Our recent Client Alert discusses the June 27 decision issued by Vice Chancellor Lori Will of the Delaware Court of Chancery addressing the obligations of the board of directors of The Walt Disney Company (Disney) in overseeing Disney’s response to Governor Ron DeSantis and the “Don’t Say Gay” bill, or

Continue Reading Disney Prevails in Records Request Relating to Board’s Obligations in DeSantis Dispute 

The Delaware courts have issued several noteworthy decisions in recent weeks that should have an impact on practice and stockholder litigation. Below is a brief summary of these decisions, which involved the following issues:

  • The breach of a capitalization representation in a merger agreement and the resulting ability of the buyer to terminate the deal
  • The Tesla and Oracle litigations alleging, respectively, that Elon Musk and Larry Ellison were controllers and improperly caused those companies to acquire SolarCity and NetSuite
  • The “MFW” framework to cleanse controlling stockholder conflicts—and whether the Delaware Supreme Court will revisit that framework

Continue Reading Recent Developments in Delaware Case Law

Our recent Client Alert discusses an important ruling issued by Vice Chancellor J. Travis Laster of the Delaware Court of Chancery on March 29, 2023. This ruling concluded that two companies with multiple classes of common stock were not required, under the Delaware statute, to obtain separate class votes of

Continue Reading Delaware Court of Chancery Issues Important Ruling for Multi-Class Companies Addressing Class Votes

Our Client Alert discusses the Delaware Court of Chancery’s recent issuance of a rare post-trial decision finding a CEO personally liable for millions of dollars in damages for breaching his fiduciary duties by tilting his company’s sale process in favor of his preferred acquiror and failing to disclose material facts about the sale process.

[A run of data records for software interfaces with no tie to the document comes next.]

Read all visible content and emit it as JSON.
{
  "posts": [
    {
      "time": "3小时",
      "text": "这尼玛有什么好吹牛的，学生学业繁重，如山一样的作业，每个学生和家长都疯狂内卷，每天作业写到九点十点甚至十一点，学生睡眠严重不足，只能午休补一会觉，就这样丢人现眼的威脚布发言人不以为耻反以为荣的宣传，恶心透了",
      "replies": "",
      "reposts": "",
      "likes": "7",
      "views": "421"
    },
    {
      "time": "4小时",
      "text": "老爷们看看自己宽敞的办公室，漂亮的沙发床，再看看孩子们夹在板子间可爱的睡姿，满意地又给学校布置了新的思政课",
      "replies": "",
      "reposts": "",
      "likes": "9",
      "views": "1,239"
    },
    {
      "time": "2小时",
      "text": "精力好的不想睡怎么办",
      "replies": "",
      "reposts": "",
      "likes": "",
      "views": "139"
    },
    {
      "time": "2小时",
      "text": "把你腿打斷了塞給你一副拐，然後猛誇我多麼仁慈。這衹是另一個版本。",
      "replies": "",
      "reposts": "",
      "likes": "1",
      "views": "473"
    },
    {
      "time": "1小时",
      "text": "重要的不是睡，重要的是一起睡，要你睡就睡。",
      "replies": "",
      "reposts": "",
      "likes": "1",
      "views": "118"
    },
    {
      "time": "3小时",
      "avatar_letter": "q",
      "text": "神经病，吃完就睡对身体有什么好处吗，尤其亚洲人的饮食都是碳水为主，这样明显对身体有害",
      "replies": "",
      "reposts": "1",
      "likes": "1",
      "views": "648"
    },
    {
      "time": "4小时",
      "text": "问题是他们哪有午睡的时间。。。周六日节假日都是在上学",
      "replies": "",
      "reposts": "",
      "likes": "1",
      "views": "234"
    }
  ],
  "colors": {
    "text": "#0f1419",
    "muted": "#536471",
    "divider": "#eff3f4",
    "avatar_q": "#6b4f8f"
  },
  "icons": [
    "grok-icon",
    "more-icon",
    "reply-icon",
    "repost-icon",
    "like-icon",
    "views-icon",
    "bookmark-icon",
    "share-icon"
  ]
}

Equally unusual, the Court of Chancery found the acquiror liable for monetary damages, on a joint basis with the CEO, for aiding and abetting the CEO’s breaches of fiduciary duty in providing inadequate disclosures to stockholders. The decision provides valuable insight into what Delaware courts expect of management and a board when selling a company, as well as the risks that can arise when a court determines that a sale process and related disclosures were improper.

Continue Reading In Rare Decision, Delaware Court of Chancery Imposes Liability on CEO and Acquiror Post-Trial

We are pleased to present our 2022 Delaware Corporate Law and Litigation Year In Review.

Amid a broader cooldown in the markets, 2022 nonetheless proved to be a significant year with respect to developments in Delaware corporate law and practice. The Delaware courts issued scores of opinions relevant to those in corporate practice and oversaw some of the most high-profile (and exciting) litigation in years. In addition to case law developments, the General Corporation Law of the State of Delaware (DGCL) was amended on August 1, 2022, in several significant ways. Meaningful developments also occurred in the composition of the Delaware courts.

Continue Reading 2022 Delaware Corporate Law and Litigation Year in Review

Our Client Alert discusses a recent decision by the Delaware Court of Chancery in which the court determined that officers (not just directors) owe a fiduciary duty of oversight under Delaware law. The case, In re McDonald’s Corporation Stockholder Derivative Litigation, involved derivative claims asserted by stockholders of McDonald’s against its board of directors and certain officers, including its former Chief People Officer, who was the subject of the court’s decision resolving his motion to dismiss the claims against him. The court’s decision clarifies an important but previously uncertain area of Delaware law pertaining to officers’ fiduciary duties. Significantly, the court also concluded that sexual harassment committed by the executive was itself a breach of his fiduciary duty of loyalty.

Continue Reading Delaware Court of Chancery Concludes That Duty of Oversight Applies to Officers

In recent weeks, the Delaware Court of Chancery has issued two noteworthy opinions in the special purpose acquisition company (SPAC) context—one related to fiduciary duties and one related to the technical question of when a class or series of stock is entitled to its own separate vote on a charter amendment. These opinions provide valuable insight into how the courts may view common elements of de-SPAC transactions and also have broader implications for practice. A summary of the court’s key holdings is below.

Continue Reading Delaware Court of Chancery Issues Two Opinions in the SPAC Context